Public sphere, a concept created in the 18th, is a discursive place where people can interchange their opinions to create a common judgment, according to Hauser (Hauser, G., 1988).
The strong development of the Internet in the 21st century has contributed vastly to “public sphere”. One of the most typical examples of its contribution is blogs. Blogging is no longer strange to us. It has become an important part of our lives. It could be wordpress, it could be blog spot or blog society. There are several blog sites to choose but they all have some characteristics in common:
- Blogging is a simple way to share your own stories, own experience and viewpoints
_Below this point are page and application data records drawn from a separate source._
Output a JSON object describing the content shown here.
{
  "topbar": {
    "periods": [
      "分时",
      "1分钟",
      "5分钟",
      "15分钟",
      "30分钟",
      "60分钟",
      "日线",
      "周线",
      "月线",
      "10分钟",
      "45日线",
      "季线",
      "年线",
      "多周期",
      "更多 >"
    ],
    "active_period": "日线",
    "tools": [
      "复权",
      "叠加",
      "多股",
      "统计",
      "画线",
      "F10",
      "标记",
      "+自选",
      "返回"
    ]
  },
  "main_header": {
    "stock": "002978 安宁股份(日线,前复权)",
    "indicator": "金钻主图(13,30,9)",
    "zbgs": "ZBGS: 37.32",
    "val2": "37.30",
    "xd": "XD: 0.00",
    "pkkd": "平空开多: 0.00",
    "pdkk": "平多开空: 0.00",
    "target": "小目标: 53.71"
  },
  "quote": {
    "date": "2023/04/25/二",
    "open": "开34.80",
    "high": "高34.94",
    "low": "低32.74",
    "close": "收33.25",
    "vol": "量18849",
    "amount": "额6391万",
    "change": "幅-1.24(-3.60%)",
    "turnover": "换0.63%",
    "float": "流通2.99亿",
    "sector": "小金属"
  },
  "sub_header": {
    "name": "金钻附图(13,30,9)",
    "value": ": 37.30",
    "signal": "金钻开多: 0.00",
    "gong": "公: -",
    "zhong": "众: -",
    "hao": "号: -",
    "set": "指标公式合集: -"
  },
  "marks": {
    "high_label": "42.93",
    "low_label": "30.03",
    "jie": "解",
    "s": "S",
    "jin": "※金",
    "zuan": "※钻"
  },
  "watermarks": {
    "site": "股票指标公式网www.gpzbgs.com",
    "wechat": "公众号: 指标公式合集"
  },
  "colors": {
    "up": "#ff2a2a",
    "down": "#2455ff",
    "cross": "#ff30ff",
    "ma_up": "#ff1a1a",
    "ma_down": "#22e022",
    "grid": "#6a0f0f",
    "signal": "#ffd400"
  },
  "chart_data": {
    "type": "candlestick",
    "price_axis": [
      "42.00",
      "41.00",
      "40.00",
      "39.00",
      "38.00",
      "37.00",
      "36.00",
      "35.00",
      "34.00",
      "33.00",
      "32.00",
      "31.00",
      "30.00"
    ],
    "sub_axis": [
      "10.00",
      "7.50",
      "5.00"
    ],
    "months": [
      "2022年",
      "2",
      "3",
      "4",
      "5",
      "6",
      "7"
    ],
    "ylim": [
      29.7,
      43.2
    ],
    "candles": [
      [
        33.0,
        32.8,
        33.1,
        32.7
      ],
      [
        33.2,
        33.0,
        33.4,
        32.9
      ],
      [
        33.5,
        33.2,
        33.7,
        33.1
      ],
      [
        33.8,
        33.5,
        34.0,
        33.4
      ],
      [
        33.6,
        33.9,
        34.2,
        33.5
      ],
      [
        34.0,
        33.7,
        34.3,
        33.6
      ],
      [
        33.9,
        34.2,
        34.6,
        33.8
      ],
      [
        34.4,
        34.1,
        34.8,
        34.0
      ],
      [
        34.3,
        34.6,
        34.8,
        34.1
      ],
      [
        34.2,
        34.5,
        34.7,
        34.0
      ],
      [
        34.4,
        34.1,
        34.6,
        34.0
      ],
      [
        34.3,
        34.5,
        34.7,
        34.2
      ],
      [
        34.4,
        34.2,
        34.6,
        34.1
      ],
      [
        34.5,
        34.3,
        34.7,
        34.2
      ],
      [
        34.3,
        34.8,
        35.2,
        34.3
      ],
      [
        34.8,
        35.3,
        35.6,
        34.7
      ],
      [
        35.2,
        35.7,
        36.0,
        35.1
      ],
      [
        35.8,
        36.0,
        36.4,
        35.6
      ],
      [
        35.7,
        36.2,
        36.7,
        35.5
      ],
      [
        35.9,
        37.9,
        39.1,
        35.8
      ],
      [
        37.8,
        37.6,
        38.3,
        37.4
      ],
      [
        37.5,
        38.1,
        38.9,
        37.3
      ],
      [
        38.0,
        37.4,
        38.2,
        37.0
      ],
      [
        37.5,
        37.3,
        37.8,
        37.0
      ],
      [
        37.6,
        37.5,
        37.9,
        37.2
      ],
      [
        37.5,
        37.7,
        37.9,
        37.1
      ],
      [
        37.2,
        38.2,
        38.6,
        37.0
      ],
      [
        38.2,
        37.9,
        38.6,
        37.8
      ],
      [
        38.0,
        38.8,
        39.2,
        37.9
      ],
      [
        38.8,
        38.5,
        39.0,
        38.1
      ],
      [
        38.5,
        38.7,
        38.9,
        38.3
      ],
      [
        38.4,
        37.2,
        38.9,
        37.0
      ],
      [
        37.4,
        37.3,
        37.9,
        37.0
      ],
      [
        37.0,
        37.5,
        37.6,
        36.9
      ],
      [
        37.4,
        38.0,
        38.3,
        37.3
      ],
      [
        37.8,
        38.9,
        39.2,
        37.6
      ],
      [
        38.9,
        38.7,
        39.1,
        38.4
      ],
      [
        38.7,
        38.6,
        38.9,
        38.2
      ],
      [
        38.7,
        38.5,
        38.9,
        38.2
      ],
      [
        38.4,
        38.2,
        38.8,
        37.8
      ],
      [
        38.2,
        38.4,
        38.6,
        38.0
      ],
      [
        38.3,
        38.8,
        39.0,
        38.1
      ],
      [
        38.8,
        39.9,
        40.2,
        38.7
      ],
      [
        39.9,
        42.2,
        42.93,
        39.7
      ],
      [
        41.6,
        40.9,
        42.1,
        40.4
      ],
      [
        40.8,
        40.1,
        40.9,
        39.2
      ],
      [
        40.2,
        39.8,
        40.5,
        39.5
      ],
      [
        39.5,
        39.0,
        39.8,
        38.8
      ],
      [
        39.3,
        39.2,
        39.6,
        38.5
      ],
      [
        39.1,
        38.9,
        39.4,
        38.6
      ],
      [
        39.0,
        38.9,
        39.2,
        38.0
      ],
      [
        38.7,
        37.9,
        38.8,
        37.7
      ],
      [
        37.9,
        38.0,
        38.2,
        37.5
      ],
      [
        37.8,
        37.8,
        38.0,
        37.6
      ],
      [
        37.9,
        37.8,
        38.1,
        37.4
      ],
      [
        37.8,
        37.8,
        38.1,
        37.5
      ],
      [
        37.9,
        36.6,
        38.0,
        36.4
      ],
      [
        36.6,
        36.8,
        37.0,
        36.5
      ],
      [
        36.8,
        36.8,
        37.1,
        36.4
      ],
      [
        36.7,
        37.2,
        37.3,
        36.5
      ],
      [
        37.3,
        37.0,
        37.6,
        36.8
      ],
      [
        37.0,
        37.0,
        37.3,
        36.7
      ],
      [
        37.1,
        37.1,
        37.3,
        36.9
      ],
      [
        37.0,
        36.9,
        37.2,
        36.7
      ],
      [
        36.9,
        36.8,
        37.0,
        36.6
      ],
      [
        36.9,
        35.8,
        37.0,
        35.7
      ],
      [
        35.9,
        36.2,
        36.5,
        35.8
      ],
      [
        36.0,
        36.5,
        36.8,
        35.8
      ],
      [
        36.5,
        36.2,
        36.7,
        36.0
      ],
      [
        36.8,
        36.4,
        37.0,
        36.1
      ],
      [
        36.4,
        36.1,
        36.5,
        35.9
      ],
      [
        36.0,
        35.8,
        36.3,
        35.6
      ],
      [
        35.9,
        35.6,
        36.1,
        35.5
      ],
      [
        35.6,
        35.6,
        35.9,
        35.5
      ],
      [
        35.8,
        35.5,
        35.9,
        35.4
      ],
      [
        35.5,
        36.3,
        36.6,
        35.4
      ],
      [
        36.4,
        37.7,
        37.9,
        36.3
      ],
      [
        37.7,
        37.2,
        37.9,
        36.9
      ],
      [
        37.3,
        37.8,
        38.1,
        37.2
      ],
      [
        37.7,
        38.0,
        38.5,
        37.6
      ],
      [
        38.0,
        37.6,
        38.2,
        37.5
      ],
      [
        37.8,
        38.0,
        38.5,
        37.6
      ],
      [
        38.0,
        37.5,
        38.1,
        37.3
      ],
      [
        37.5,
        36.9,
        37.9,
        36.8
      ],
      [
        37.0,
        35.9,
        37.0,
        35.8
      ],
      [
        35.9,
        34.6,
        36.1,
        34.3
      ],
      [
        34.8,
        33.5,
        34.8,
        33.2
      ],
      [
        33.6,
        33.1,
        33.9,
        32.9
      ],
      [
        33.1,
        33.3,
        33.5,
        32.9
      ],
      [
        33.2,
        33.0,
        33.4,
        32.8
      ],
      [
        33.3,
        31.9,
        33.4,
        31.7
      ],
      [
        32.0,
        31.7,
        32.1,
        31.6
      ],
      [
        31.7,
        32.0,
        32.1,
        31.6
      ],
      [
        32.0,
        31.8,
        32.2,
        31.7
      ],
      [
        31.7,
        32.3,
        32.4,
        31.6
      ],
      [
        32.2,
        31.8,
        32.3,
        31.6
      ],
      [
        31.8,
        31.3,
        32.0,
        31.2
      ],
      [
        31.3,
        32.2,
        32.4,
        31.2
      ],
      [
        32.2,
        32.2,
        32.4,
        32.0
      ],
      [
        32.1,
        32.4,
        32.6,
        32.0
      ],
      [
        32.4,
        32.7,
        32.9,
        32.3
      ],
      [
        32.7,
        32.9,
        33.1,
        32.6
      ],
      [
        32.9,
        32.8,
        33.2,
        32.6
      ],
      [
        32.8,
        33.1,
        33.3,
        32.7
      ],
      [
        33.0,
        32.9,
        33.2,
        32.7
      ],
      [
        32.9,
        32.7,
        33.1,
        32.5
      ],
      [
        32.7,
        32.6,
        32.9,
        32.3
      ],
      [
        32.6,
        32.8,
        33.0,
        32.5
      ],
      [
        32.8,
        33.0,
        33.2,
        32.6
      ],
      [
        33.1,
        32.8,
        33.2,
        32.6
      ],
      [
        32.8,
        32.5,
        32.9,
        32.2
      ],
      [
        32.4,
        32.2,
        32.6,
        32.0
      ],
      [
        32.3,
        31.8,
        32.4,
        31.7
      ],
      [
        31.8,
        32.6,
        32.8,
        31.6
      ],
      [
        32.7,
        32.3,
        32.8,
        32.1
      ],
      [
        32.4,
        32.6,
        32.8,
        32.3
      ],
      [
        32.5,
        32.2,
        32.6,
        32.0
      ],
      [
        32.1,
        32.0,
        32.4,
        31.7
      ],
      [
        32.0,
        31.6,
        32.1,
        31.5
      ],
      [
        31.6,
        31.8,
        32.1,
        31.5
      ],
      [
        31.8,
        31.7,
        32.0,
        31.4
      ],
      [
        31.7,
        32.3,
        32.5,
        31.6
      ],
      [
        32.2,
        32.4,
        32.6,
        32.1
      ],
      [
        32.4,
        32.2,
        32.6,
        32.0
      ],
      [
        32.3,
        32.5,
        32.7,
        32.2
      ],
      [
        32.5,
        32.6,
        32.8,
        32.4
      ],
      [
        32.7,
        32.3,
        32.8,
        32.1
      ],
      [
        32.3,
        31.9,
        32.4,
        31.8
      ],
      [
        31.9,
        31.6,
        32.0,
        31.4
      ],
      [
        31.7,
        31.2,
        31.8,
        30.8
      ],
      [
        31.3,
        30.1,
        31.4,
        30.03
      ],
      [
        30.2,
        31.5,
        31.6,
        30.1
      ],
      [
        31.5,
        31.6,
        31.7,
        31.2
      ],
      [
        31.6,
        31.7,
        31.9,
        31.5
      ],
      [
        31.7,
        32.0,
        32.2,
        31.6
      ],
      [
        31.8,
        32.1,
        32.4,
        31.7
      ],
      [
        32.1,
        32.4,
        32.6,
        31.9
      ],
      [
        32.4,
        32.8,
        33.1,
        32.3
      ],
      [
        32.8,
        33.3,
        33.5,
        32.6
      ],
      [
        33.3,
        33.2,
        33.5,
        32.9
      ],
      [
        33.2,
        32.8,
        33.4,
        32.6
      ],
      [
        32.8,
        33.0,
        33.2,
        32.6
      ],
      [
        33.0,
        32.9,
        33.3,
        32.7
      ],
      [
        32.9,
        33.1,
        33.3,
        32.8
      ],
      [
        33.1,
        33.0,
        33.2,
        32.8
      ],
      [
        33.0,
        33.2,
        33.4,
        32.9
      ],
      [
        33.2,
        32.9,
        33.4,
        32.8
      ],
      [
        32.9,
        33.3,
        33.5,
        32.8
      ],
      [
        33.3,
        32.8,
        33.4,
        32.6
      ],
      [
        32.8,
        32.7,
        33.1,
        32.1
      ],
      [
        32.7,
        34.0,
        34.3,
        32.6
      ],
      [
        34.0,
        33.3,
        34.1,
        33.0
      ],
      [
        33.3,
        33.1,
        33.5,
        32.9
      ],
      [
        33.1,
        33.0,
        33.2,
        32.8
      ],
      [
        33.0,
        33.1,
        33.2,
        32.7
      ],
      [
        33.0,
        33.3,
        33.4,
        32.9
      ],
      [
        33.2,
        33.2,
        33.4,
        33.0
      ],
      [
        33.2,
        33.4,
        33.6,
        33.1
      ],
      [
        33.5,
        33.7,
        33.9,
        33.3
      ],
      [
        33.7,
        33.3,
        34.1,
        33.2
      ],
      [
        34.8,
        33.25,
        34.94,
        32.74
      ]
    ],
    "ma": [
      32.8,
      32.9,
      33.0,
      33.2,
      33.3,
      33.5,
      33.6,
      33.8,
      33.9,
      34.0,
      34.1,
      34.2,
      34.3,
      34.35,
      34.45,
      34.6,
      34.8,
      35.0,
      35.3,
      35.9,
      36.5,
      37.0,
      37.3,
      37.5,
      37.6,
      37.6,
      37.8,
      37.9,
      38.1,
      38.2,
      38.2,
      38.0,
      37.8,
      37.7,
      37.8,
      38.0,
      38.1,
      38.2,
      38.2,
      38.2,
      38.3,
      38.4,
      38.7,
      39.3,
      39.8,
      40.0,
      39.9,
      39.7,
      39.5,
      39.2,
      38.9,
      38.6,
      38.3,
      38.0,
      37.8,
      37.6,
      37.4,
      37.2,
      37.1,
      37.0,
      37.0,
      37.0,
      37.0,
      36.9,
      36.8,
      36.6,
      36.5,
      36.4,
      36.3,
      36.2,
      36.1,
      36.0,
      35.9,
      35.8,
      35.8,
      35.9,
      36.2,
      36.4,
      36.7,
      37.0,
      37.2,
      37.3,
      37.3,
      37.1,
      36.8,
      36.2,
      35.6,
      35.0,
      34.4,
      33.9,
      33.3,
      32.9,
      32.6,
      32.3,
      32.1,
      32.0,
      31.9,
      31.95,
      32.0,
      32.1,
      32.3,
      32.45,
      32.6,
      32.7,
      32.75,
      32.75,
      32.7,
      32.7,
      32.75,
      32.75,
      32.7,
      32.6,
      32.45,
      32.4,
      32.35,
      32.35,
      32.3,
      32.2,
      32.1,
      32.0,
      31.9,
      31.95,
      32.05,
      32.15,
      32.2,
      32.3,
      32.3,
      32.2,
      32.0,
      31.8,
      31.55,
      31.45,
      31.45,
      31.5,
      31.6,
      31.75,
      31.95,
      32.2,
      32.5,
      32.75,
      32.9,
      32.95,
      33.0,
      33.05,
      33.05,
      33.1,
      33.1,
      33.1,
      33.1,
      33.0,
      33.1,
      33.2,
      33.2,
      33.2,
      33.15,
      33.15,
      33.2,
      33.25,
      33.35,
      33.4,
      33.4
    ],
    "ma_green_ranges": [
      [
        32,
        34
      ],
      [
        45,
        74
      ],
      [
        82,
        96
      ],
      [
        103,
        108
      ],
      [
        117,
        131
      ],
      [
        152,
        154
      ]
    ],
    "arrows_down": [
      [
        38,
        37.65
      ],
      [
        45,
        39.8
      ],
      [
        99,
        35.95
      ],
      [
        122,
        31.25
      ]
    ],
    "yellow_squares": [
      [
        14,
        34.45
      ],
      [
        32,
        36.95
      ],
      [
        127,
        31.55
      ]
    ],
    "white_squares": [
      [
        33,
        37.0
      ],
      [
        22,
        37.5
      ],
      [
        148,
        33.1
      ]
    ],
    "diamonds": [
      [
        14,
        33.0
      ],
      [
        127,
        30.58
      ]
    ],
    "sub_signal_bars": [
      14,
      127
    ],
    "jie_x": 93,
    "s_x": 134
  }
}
- Blogging is also a way to raise a point, to debate, to reject a notion. It’s a place for both professionals and amateurs to express their views about politics and social issue. Everything is free. Everybody is able to join.
“Blogging reverses a trend that had become increasingly worrying in an era dominated by mass media, namely the erosion of what the cultural critic Jurgen Habermas called ‘the public sphere‘–an area where citizens gather to generate opinions and attitudes that affirm or challenge the actions of the state. Mass media offered the illusion of diversity while narrowing the range of real choices available–the ‘600 channels and nothing on’ syndrome. Blogging has revived–and begun to expand–the public sphere, and in the process may revitalize our democracies.” said John Naughton
- Neal, C.2012, “THE PUBLIC SPHERE AND THE NEW MEDIA”, Social media today
- John Naughton, “Why Everyone’s Invited to the Tenth Birthday Bash for Blogger.” The Observer, Sep. 13, 2009